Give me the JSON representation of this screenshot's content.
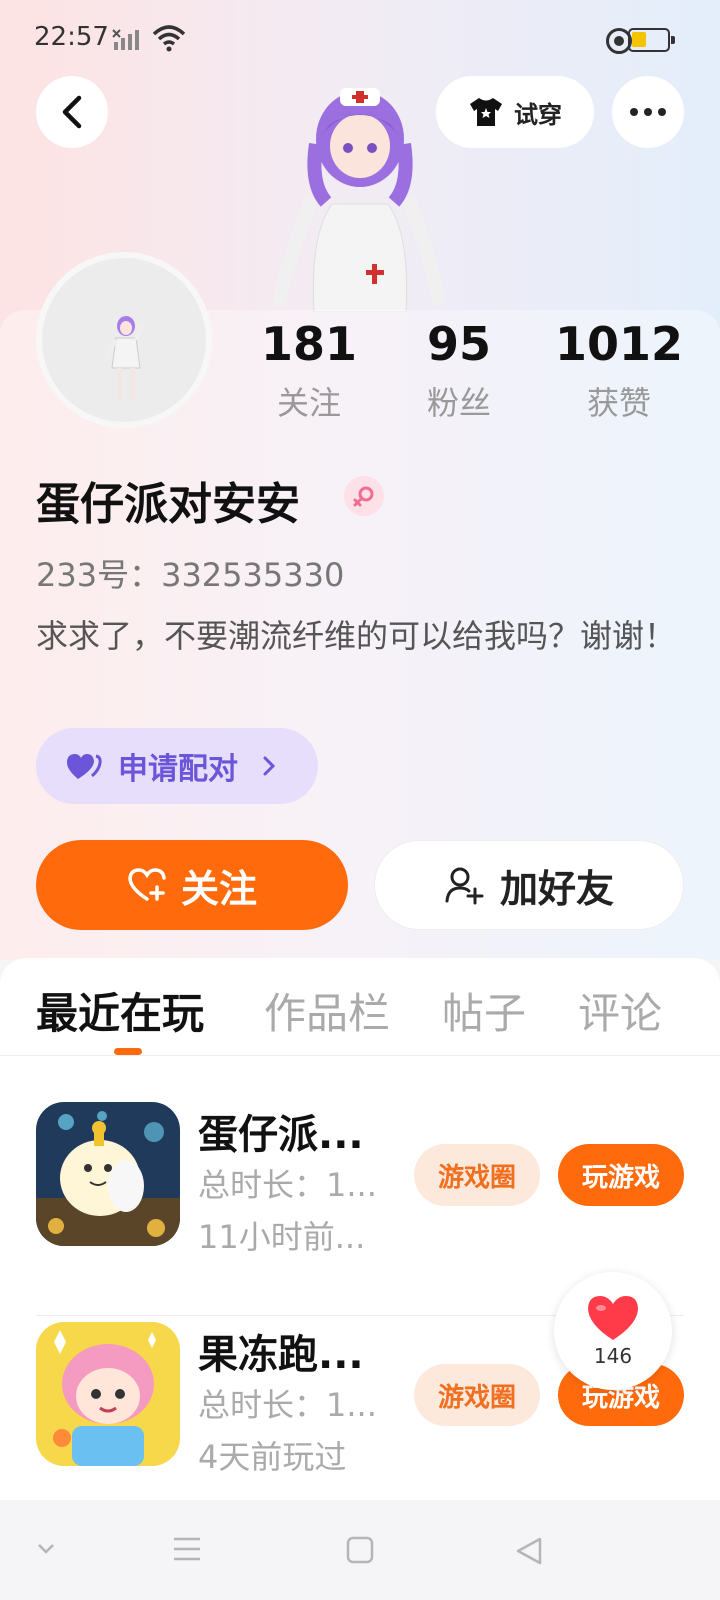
{
  "status_bar": {
    "time": "22:57"
  },
  "header": {
    "try_on_label": "试穿"
  },
  "stats": [
    {
      "value": "181",
      "label": "关注"
    },
    {
      "value": "95",
      "label": "粉丝"
    },
    {
      "value": "1012",
      "label": "获赞"
    }
  ],
  "profile": {
    "nickname": "蛋仔派对安安",
    "user_id": "233号：332535330",
    "bio": "求求了，不要潮流纤维的可以给我吗？谢谢！",
    "pair_label": "申请配对"
  },
  "actions": {
    "follow_label": "关注",
    "add_friend_label": "加好友"
  },
  "tabs": [
    {
      "label": "最近在玩",
      "active": true
    },
    {
      "label": "作品栏",
      "active": false
    },
    {
      "label": "帖子",
      "active": false
    },
    {
      "label": "评论",
      "active": false
    }
  ],
  "games": [
    {
      "title": "蛋仔派...",
      "playtime": "总时长：1...",
      "last_played": "11小时前...",
      "circle_label": "游戏圈",
      "play_label": "玩游戏"
    },
    {
      "title": "果冻跑...",
      "playtime": "总时长：1...",
      "last_played": "4天前玩过",
      "circle_label": "游戏圈",
      "play_label": "玩游戏"
    }
  ],
  "like": {
    "count": "146"
  },
  "colors": {
    "accent": "#ff6b0c",
    "pair_bg": "#e6defa",
    "pair_text": "#6b55d8",
    "like_red": "#ff3b4a"
  },
  "icons": [
    "back-icon",
    "shirt-icon",
    "more-icon",
    "female-icon",
    "heart-pair-icon",
    "chevron-right-icon",
    "heart-plus-icon",
    "add-user-icon",
    "heart-icon",
    "nav-down-icon",
    "nav-menu-icon",
    "nav-home-icon",
    "nav-back-icon"
  ]
}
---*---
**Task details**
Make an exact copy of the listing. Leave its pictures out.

**Output of the exercise**
Give me the JSON representation of this screenshot's content.
{
  "status_bar": {
    "time": "22:57"
  },
  "header": {
    "try_on_label": "试穿"
  },
  "stats": [
    {
      "value": "181",
      "label": "关注"
    },
    {
      "value": "95",
      "label": "粉丝"
    },
    {
      "value": "1012",
      "label": "获赞"
    }
  ],
  "profile": {
    "nickname": "蛋仔派对安安",
    "user_id": "233号：332535330",
    "bio": "求求了，不要潮流纤维的可以给我吗？谢谢！",
    "pair_label": "申请配对"
  },
  "actions": {
    "follow_label": "关注",
    "add_friend_label": "加好友"
  },
  "tabs": [
    {
      "label": "最近在玩",
      "active": true
    },
    {
      "label": "作品栏",
      "active": false
    },
    {
      "label": "帖子",
      "active": false
    },
    {
      "label": "评论",
      "active": false
    }
  ],
  "games": [
    {
      "title": "蛋仔派...",
      "playtime": "总时长：1...",
      "last_played": "11小时前...",
      "circle_label": "游戏圈",
      "play_label": "玩游戏"
    },
    {
      "title": "果冻跑...",
      "playtime": "总时长：1...",
      "last_played": "4天前玩过",
      "circle_label": "游戏圈",
      "play_label": "玩游戏"
    }
  ],
  "like": {
    "count": "146"
  },
  "colors": {
    "accent": "#ff6b0c",
    "pair_bg": "#e6defa",
    "pair_text": "#6b55d8",
    "like_red": "#ff3b4a"
  },
  "icons": [
    "back-icon",
    "shirt-icon",
    "more-icon",
    "female-icon",
    "heart-pair-icon",
    "chevron-right-icon",
    "heart-plus-icon",
    "add-user-icon",
    "heart-icon",
    "nav-down-icon",
    "nav-menu-icon",
    "nav-home-icon",
    "nav-back-icon"
  ]
}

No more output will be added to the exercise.